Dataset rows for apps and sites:
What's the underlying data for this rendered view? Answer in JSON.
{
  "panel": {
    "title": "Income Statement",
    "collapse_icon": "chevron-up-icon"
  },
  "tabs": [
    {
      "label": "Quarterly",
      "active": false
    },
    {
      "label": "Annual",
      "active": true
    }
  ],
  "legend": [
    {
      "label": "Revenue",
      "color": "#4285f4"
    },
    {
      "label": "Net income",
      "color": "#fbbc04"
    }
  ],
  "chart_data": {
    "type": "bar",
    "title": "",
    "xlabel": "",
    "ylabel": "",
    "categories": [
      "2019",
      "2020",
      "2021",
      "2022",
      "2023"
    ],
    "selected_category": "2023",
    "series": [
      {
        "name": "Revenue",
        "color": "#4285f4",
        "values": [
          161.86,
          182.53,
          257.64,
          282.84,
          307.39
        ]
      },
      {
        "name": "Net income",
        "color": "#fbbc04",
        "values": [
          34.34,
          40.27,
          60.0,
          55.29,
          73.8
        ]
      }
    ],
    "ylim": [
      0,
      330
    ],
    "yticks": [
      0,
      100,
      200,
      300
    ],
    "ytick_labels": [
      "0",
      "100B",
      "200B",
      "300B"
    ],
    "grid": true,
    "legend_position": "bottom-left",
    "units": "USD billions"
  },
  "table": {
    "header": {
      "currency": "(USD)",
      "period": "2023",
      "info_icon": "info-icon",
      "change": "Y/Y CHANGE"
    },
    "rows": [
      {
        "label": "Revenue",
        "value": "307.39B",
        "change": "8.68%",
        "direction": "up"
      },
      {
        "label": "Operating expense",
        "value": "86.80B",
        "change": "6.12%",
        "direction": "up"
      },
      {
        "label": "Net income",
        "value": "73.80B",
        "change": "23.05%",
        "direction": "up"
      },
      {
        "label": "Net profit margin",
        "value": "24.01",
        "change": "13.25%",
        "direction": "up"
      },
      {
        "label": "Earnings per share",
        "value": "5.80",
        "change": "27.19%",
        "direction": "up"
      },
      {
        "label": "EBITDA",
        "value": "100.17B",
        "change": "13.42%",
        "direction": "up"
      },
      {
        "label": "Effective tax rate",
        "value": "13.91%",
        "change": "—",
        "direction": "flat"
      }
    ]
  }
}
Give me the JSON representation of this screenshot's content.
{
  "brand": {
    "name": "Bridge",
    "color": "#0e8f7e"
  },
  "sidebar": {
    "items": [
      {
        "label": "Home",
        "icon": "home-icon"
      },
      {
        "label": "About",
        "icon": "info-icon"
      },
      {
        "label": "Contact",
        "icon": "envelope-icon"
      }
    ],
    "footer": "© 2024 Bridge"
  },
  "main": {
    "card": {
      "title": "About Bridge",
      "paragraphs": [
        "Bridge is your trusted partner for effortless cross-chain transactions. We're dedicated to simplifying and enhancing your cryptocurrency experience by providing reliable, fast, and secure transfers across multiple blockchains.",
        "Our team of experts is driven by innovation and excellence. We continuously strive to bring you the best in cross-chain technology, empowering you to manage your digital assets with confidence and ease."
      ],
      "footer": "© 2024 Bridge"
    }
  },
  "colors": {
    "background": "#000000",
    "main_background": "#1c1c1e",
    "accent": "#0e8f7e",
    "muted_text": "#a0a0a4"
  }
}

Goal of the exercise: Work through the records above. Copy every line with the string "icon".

Your solution:
    "collapse_icon": "chevron-up-icon"
      "info_icon": "info-icon",
        "icon": "home-icon"
        "icon": "info-icon"
        "icon": "envelope-icon"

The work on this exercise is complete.